A few months ago, something called a “Cool Base” jersey began showing up in Major League Baseball’s online merchandise listings. According to the sales copy, “The 2006 season brings an innovative jersey to the playing field! The Cool Base jersey provides temperature control to keep the wearer cool, dry and comfortable. These jerseys feature authentic decorations and will be worn on-field during hot game days. They feature a technologically advanced fabric with stretch-mesh gussets for the ultimate in cool performance comfort.”
Leaving aside for a second the question of who actually got paid cash money for invoking the term “authentic decorations,” I’d forgotten all about these jerseys until last night, when I got an e-mail from someone who works for the Texas Rangers (and who prefers to remain anonymous): “Tonight our team wore new jerseys for the first time at home (they wore them once on this last road trip too, I believe). They are mesh, not double-knit. The mesh is basically the same as the batting practice jersey, except without the underarm ventilation. These jerseys are infinitely cooler in the Texas heat than the normal jerseys, and it is nearly impossible to tell the difference unless you’re up close.”
How pathetic is this? If it’s too hot, stick a frozen cabbage leaf under your cap, like that Korean pitcher from last season. I’ve always maintained that if I ever become a professional ballplayer — excuse me, when I become a profressional ballplayer — I’ll claim to have a skin allergy to polyester and insist on having a cotton uniform. (Yes, I know: Seinfeld, George Costanza, blah-blah-blah, let’s move on.) And there’s actually some precedent for this, although the allergy ran the other way around: When Ken Singleton joined the Expos in 1972, he suffered an allergic reaction to the team’s wool uniforms and had to be fitted with a double-knit polyester model, while his teammates continued to wear wool. The Expos eventually switched over to double-knits the following season, becoming one of the last teams to do so.

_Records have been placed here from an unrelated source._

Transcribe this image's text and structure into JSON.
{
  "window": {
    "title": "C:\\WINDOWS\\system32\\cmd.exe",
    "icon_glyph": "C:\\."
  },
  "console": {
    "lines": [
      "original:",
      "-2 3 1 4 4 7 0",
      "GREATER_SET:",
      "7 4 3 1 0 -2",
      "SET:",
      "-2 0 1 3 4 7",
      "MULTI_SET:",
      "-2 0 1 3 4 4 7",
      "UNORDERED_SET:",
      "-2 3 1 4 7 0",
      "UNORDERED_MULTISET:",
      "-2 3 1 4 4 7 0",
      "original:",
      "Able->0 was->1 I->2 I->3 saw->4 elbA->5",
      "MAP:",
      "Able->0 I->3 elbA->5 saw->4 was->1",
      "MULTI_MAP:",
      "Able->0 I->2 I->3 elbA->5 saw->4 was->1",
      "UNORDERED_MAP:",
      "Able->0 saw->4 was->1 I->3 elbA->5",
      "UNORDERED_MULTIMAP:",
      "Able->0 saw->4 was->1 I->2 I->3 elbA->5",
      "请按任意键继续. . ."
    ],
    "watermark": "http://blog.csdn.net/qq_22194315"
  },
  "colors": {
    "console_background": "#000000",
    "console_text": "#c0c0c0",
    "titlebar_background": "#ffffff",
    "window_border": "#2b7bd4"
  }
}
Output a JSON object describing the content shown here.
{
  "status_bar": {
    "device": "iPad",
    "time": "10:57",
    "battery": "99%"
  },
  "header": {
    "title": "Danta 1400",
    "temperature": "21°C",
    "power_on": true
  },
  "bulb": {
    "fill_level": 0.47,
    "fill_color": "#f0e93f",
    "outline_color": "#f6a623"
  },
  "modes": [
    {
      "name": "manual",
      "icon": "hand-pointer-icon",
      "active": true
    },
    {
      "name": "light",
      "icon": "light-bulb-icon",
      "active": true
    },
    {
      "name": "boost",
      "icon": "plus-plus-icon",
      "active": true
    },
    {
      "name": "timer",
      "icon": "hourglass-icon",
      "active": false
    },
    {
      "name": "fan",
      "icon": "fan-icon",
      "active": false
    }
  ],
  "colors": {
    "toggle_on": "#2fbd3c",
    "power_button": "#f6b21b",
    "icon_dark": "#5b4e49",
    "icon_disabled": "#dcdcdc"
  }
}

• Another none-too-balmy evening at Shea Stadium, another blue-capped, blue-sleeved game for the Mets. That makes three blue-clad games in a row — unprecedented in the team’s black-accessorized era! And keep in mind that the blue outfit includes blue socks, an important consideration now that the Mets have acquired Orlando Hernandez (who just went from the outhouse to the penthouse, uni-wise).
• Yesterday’s item about the apparent padding on Jay McKee’s skates brought this info from Markus Kamp: “That’s some form of ankle protection, helpful when blocking shots. There are a few on the market that look less taped-on than McKee’s.” (And as an aside, this discussion reminded Jeff Attkisson of the protective shoes he wears when umpiring behind the plate. The panel over the laces helps to protect against foul balls.)
• New Uni Watch installment on ESPN today — look here.